__Component data from apps and pages__.
******************************
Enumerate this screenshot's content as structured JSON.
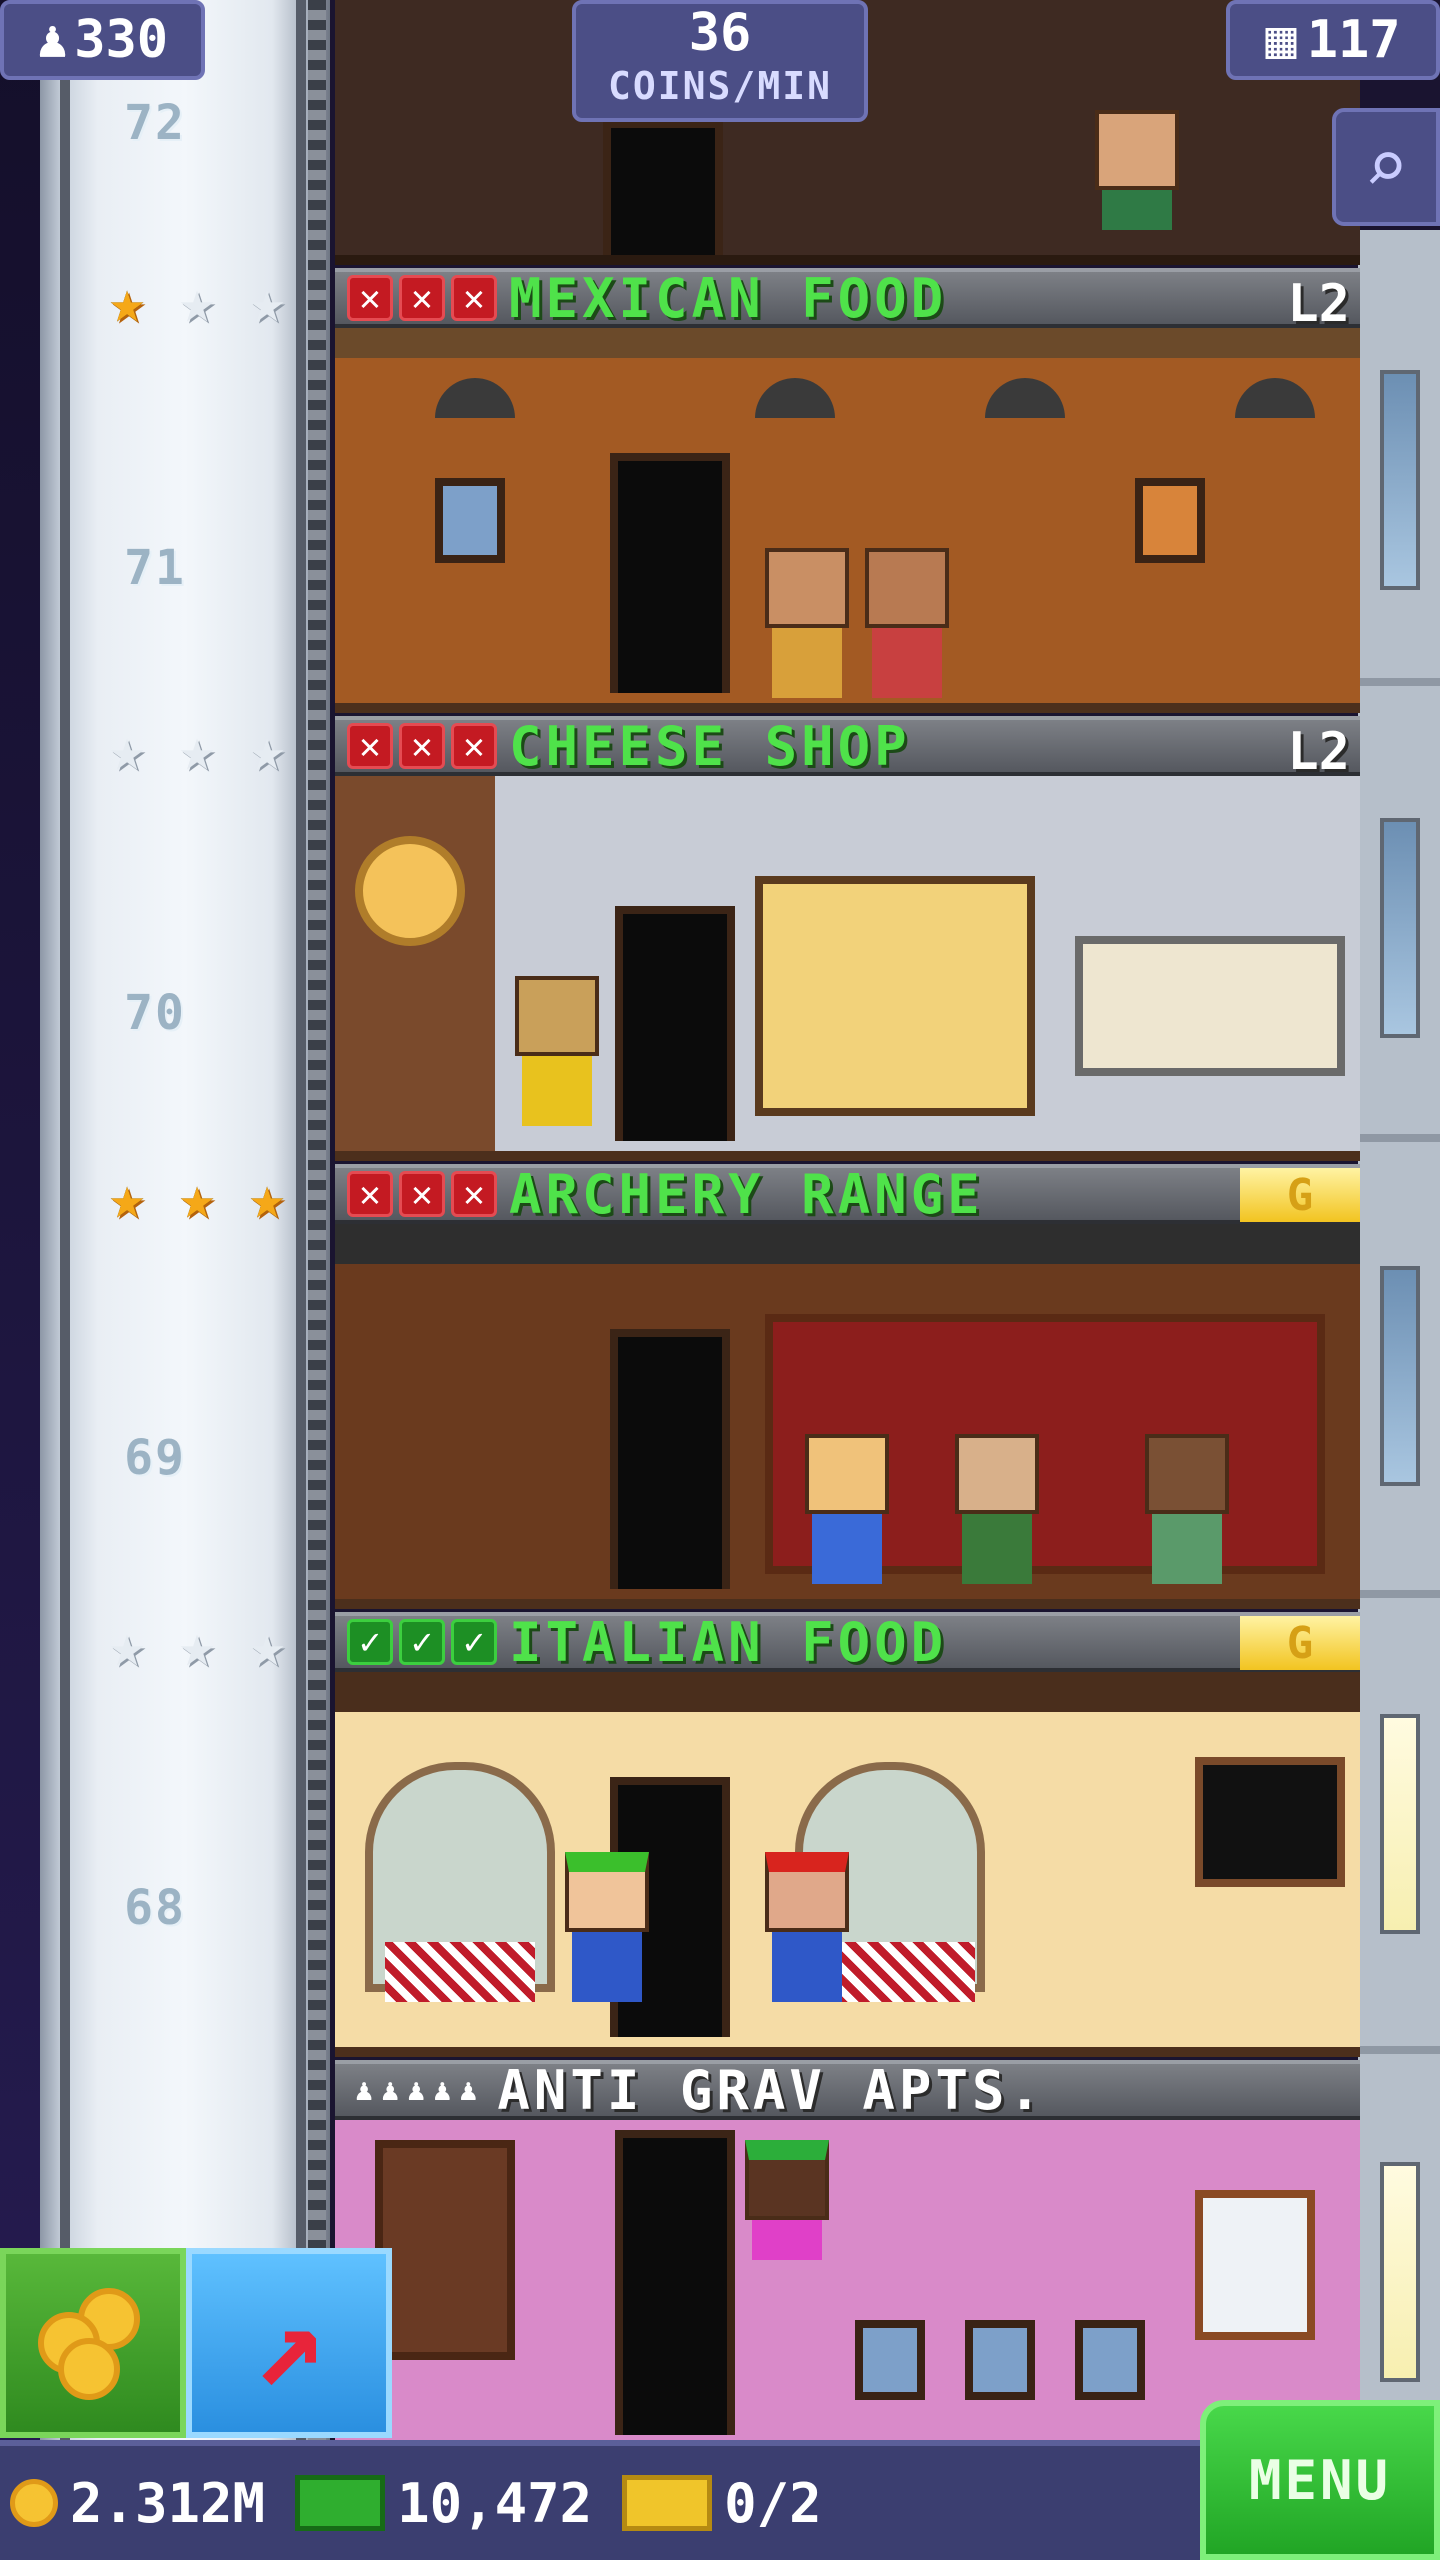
{
  "hud": {
    "population": "330",
    "coins_per_min_value": "36",
    "coins_per_min_label": "COINS/MIN",
    "floors": "117"
  },
  "elevator": {
    "floor_numbers": [
      "72",
      "71",
      "70",
      "69",
      "68"
    ]
  },
  "floors": [
    {
      "name": "MEXICAN FOOD",
      "level": "L2",
      "stars": [
        "gold",
        "silver",
        "silver"
      ],
      "stock": [
        "x",
        "x",
        "x"
      ]
    },
    {
      "name": "CHEESE SHOP",
      "level": "L2",
      "stars": [
        "silver",
        "silver",
        "silver"
      ],
      "stock": [
        "x",
        "x",
        "x"
      ]
    },
    {
      "name": "ARCHERY RANGE",
      "badge": "G",
      "stars": [
        "gold",
        "gold",
        "gold"
      ],
      "stock": [
        "x",
        "x",
        "x"
      ]
    },
    {
      "name": "ITALIAN FOOD",
      "badge": "G",
      "stars": [
        "silver",
        "silver",
        "silver"
      ],
      "stock": [
        "ok",
        "ok",
        "ok"
      ]
    },
    {
      "name": "ANTI GRAV APTS.",
      "residents": 5
    }
  ],
  "bottom_bar": {
    "coins": "2.312M",
    "bux": "10,472",
    "vip": "0/2",
    "menu_label": "MENU"
  },
  "icons": {
    "population": "person-icon",
    "floors": "building-icon",
    "search": "magnifier-icon",
    "coins_button": "coins-icon",
    "elevator_button": "arrow-up-icon"
  },
  "colors": {
    "hud_bg": "#4b4e86",
    "store_name": "#4fe24a",
    "stock_empty": "#c41a22",
    "stock_full": "#1d8f24",
    "menu_green": "#21a525"
  }
}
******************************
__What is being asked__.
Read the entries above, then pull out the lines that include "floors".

__Completed exercise__.
    "floors": "117"
  "floors": [
    "floors": "building-icon",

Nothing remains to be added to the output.